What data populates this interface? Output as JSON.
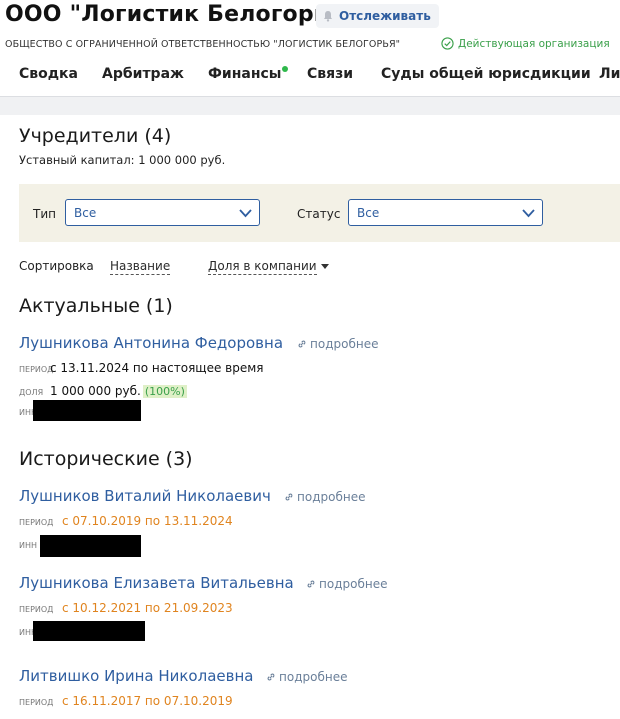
{
  "company": {
    "title": "ООО \"Логистик Белогорья\"",
    "follow_label": "Отслеживать",
    "full_name": "ОБЩЕСТВО С ОГРАНИЧЕННОЙ ОТВЕТСТВЕННОСТЬЮ \"ЛОГИСТИК БЕЛОГОРЬЯ\"",
    "status": "Действующая организация"
  },
  "tabs": [
    {
      "label": "Сводка"
    },
    {
      "label": "Арбитраж"
    },
    {
      "label": "Финансы",
      "has_dot": true
    },
    {
      "label": "Связи"
    },
    {
      "label": "Суды общей юрисдикции"
    },
    {
      "label": "Ли"
    }
  ],
  "founders": {
    "heading": "Учредители (4)",
    "capital": "Уставный капитал: 1 000 000 руб.",
    "filters": {
      "type_label": "Тип",
      "type_value": "Все",
      "status_label": "Статус",
      "status_value": "Все"
    },
    "sort": {
      "label": "Сортировка",
      "by_name": "Название",
      "by_share": "Доля в компании"
    },
    "current": {
      "heading": "Актуальные (1)",
      "items": [
        {
          "name": "Лушникова Антонина Федоровна",
          "more": "подробнее",
          "period_label": "период",
          "period": "с 13.11.2024 по настоящее время",
          "share_label": "доля",
          "share": "1 000 000 руб.",
          "share_pct": "(100%)",
          "inn_label": "инн"
        }
      ]
    },
    "historical": {
      "heading": "Исторические (3)",
      "items": [
        {
          "name": "Лушников Виталий Николаевич",
          "more": "подробнее",
          "period_label": "период",
          "period": "с 07.10.2019 по 13.11.2024",
          "inn_label": "инн"
        },
        {
          "name": "Лушникова Елизавета Витальевна",
          "more": "подробнее",
          "period_label": "период",
          "period": "с 10.12.2021 по 21.09.2023",
          "inn_label": "инн"
        },
        {
          "name": "Литвишко Ирина Николаевна",
          "more": "подробнее",
          "period_label": "период",
          "period": "с 16.11.2017 по 07.10.2019"
        }
      ]
    }
  },
  "colors": {
    "link": "#2f5ea0",
    "active_status": "#3aa04a",
    "historical_period": "#e0841f",
    "filter_bg": "#f3f1e6"
  }
}
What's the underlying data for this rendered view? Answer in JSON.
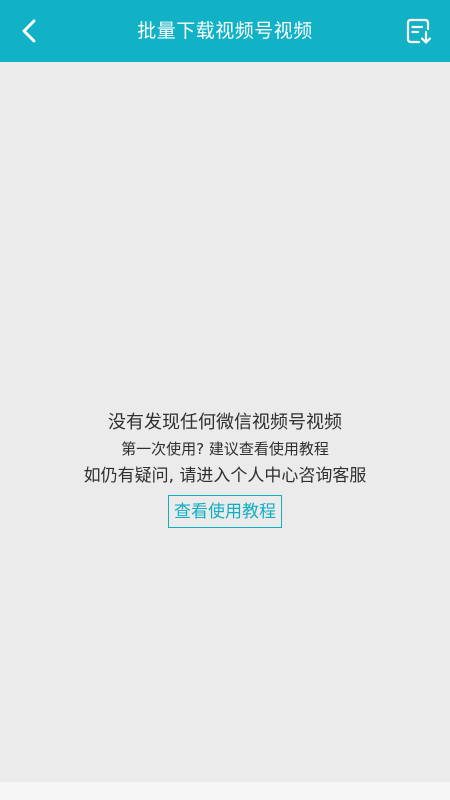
{
  "header": {
    "title": "批量下载视频号视频",
    "back_icon": "chevron-left-icon",
    "action_icon": "download-list-icon"
  },
  "empty_state": {
    "line1": "没有发现任何微信视频号视频",
    "line2": "第一次使用? 建议查看使用教程",
    "line3": "如仍有疑问, 请进入个人中心咨询客服",
    "button_label": "查看使用教程"
  },
  "colors": {
    "header_bg": "#11b1c6",
    "page_bg": "#ebebeb",
    "accent": "#11aec4"
  }
}
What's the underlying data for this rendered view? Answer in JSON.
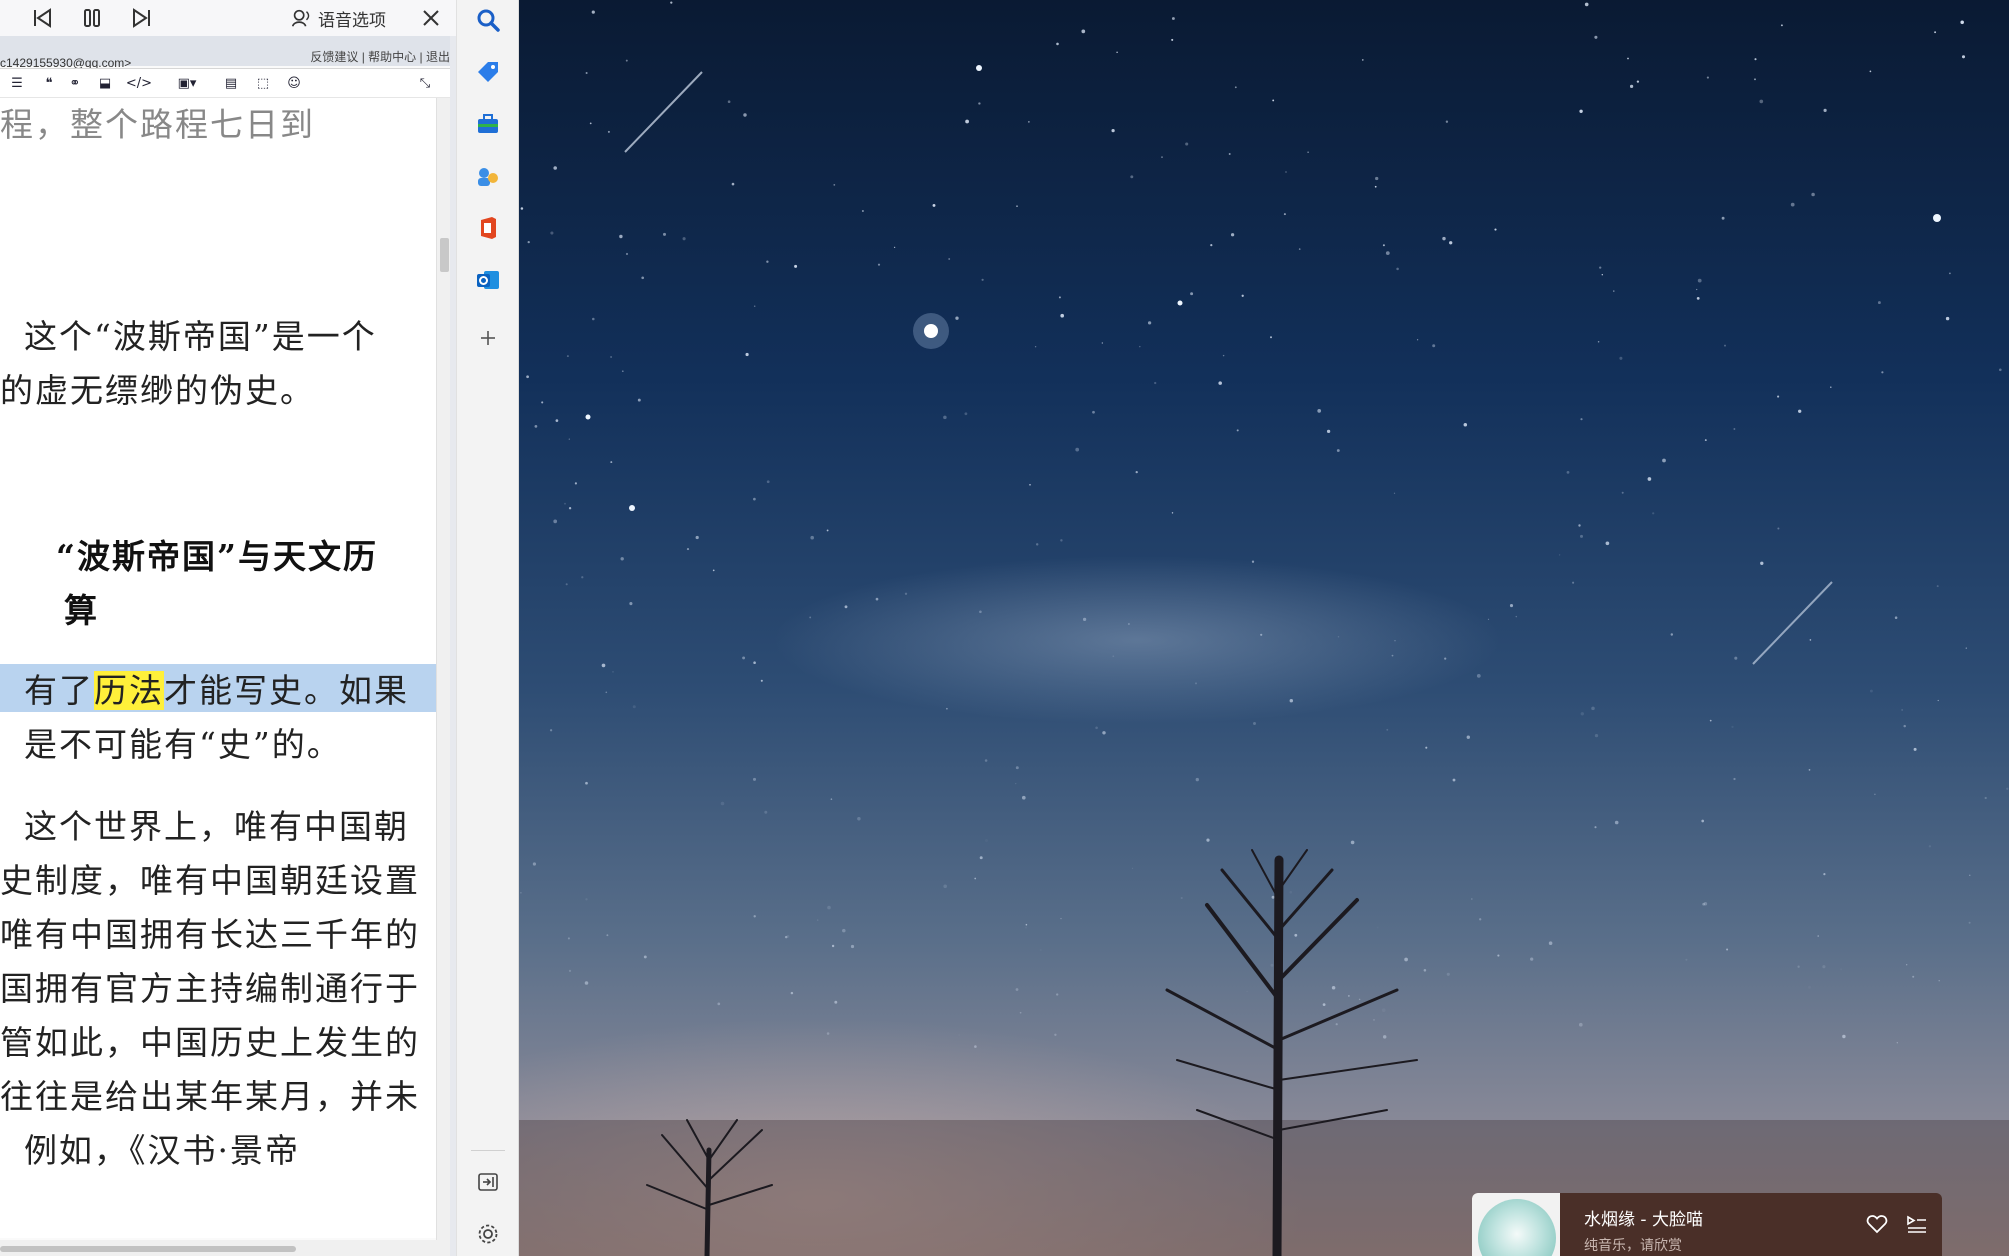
{
  "player": {
    "voice_options_label": "语音选项"
  },
  "web": {
    "account_text": "c1429155930@qq.com>",
    "links": [
      "反馈建议",
      "帮助中心",
      "退出"
    ]
  },
  "document": {
    "lines": [
      "程，整个路程七日到",
      "这个“波斯帝国”是一个",
      "的虚无缥缈的伪史。",
      "“波斯帝国”与天文历",
      "算",
      "是不可能有“史”的。",
      "这个世界上，唯有中国朝",
      "史制度，唯有中国朝廷设置",
      "唯有中国拥有长达三千年的",
      "国拥有官方主持编制通行于",
      "管如此，中国历史上发生的",
      "往往是给出某年某月，并未",
      "例如，《汉书·景帝"
    ],
    "highlight_line": {
      "before": "有了",
      "highlight": "历法",
      "after": "才能写史。如果"
    }
  },
  "music": {
    "title": "水烟缘 - 大脸喵",
    "subtitle": "纯音乐，请欣赏"
  },
  "colors": {
    "selection": "#b9d3ef",
    "highlight": "#fff03a",
    "music_bg": "#4a2f28"
  }
}
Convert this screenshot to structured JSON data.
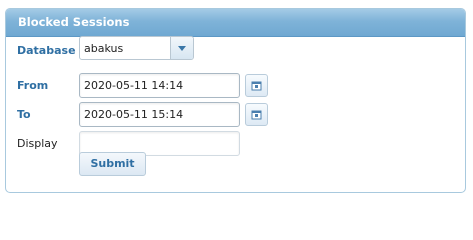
{
  "panel": {
    "title": "Blocked Sessions"
  },
  "form": {
    "database": {
      "label": "Database",
      "value": "abakus"
    },
    "from": {
      "label": "From",
      "value": "2020-05-11 14:14"
    },
    "to": {
      "label": "To",
      "value": "2020-05-11 15:14"
    },
    "display": {
      "label": "Display",
      "value": ""
    },
    "submit_label": "Submit"
  },
  "icons": {
    "calendar": "calendar-icon",
    "dropdown": "chevron-down-icon"
  },
  "colors": {
    "header": "#7fb3d8",
    "label_accent": "#2f6fa3",
    "border": "#a8c9de"
  }
}
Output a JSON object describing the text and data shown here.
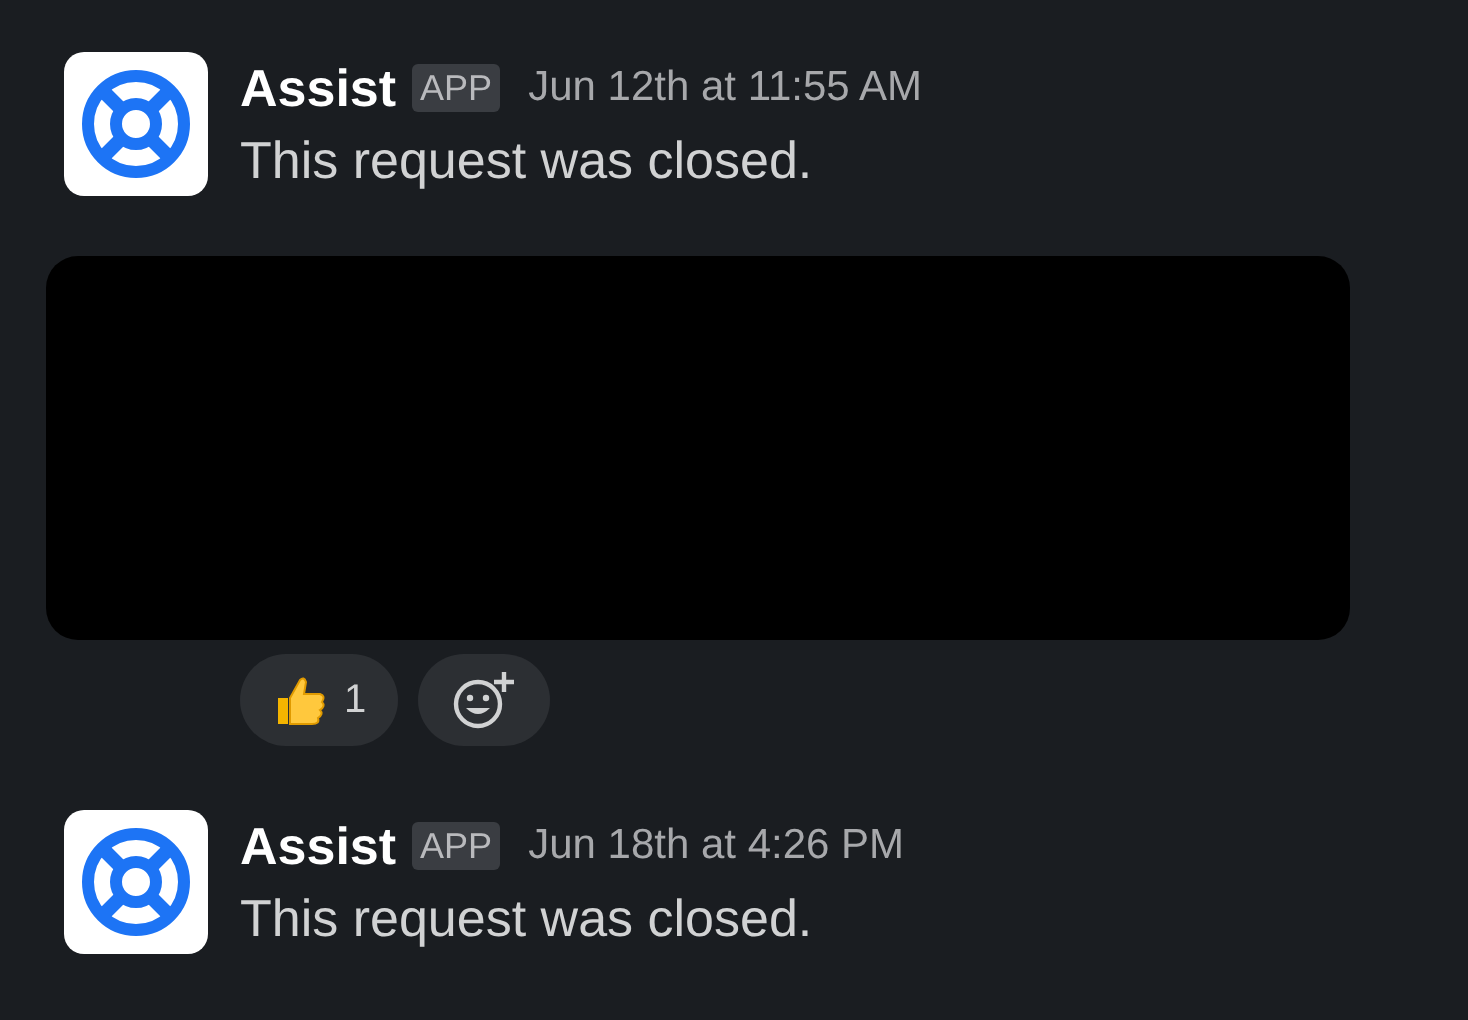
{
  "messages": [
    {
      "sender": "Assist",
      "badge": "APP",
      "time": "Jun 12th at 11:55 AM",
      "text": "This request was closed.",
      "redacted": true,
      "reactions": [
        {
          "count": "1"
        }
      ]
    },
    {
      "sender": "Assist",
      "badge": "APP",
      "time": "Jun 18th at 4:26 PM",
      "text": "This request was closed."
    }
  ]
}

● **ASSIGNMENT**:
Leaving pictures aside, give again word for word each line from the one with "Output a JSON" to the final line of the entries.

● **RESULT**:
Output a JSON object describing the text and data shown here.
{
  "messages": [
    {
      "sender": "Assist",
      "badge": "APP",
      "time": "Jun 12th at 11:55 AM",
      "text": "This request was closed.",
      "redacted": true,
      "reactions": [
        {
          "count": "1"
        }
      ]
    },
    {
      "sender": "Assist",
      "badge": "APP",
      "time": "Jun 18th at 4:26 PM",
      "text": "This request was closed."
    }
  ]
}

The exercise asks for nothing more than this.